The Texas Oil & Gas Association has prepared to push back against opponents by hiring no less than the former Chief Justice of the Texas Supreme Court, Tom Phillips.
“That is a new type of restriction that made industry sit up and take notice,” said Phillips, referring to a proposal in Denton to ban the use of fracking within the city’s limits.
At a Denton City Council meeting earlier this month, citizens lined up to tell members why they were concerned about fracking. One speaker was Cathy McMullen, a nurse and an organizer of Denton Drilling Awareness, a citizens group that gathered signatures to put the ban on the November ballot.
McMullen brought along her own video presentation which showed neighborhoods where homes and playgrounds were in the foreground while in the background were drilling sites with large, orange flares burning off methane. Another video showed a geyser erupting from a drilling rig.
“This is a blowout that occurred in Denton that shut the airport down and evacuated homes. It was over 14 hours and no state violation was issued. I’m just going to run through these,” McMullen told council members as she clicked through the videos that were projected on a big screen. “They’re just some (examples of ) fracking … what you can see the families had to endure.”
McMullen wore a black t-shirt that said “Frack Free Denton.” So did Kelli Barr, a graduate student. Barr refuted claims made in a letter to council members from Texas Railroad Commissioner Barry Smitherman. Smitherman said a city ban on fracking would hurt the economy.
Smitherman also suggested that “out of state sources” might be pushing for the ban, likening the situation to how he said Russia might be “secretly” working with environmental groups in Europe to ban fracking to protect Russia’s natural gas market from competition.
This led council member Dalton Gregory to ask Barr: “Are you now or have you ever been a Russian agent?”
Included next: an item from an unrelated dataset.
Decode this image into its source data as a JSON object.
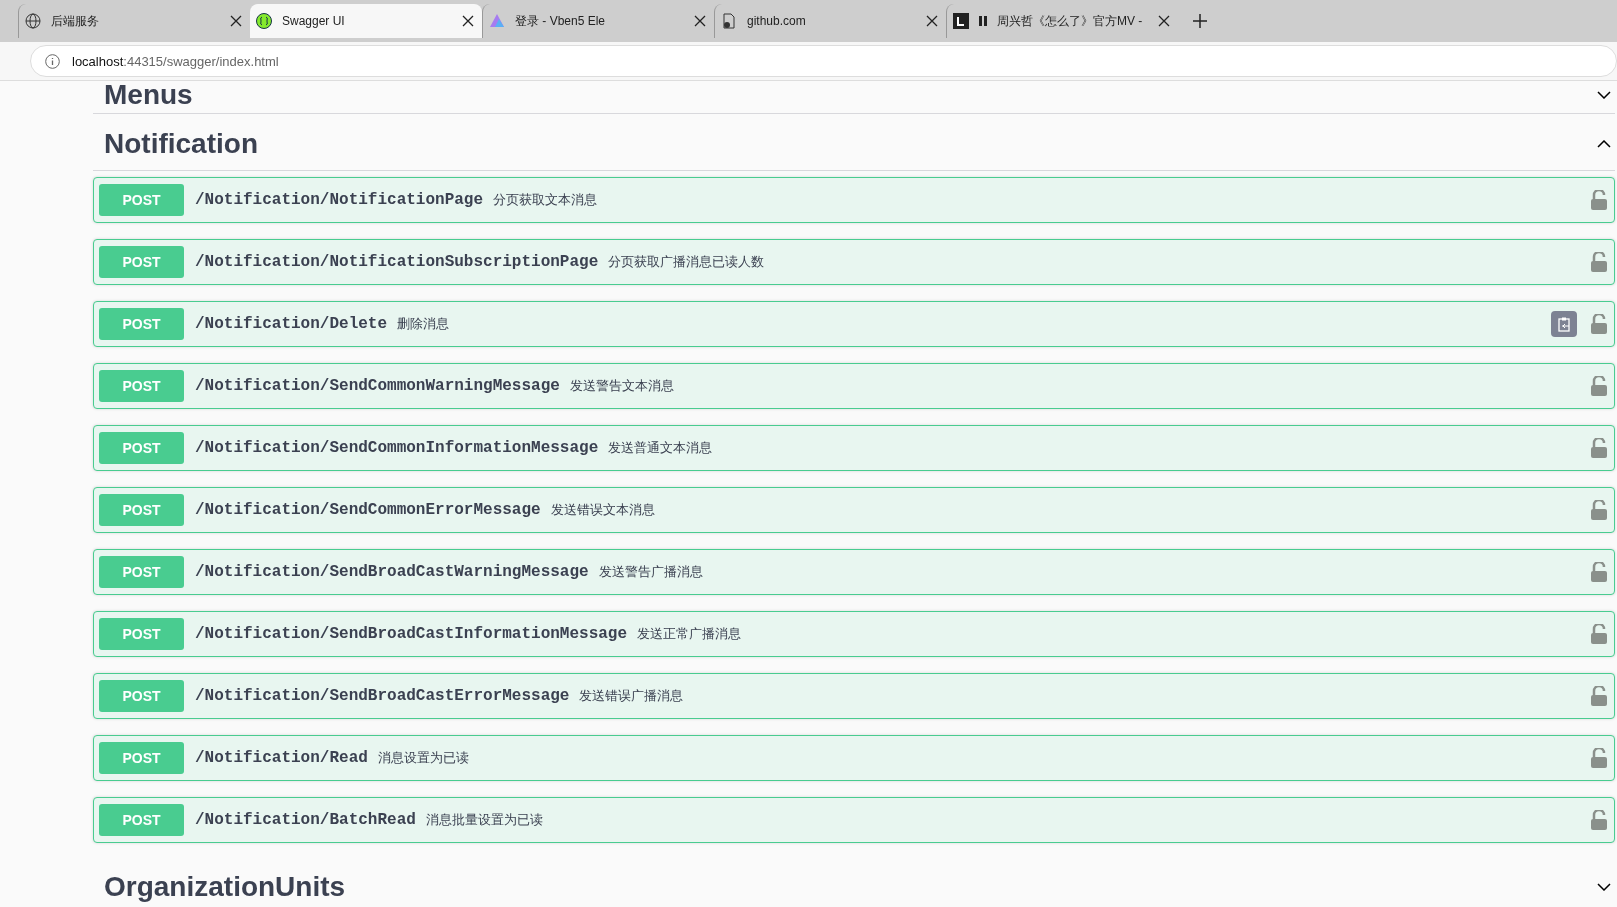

Barr laughed and said no to Gregory’s tongue-in-cheek question.
“If I was (a Russian agent), my life would be a whole lot more exciting,” said Barr.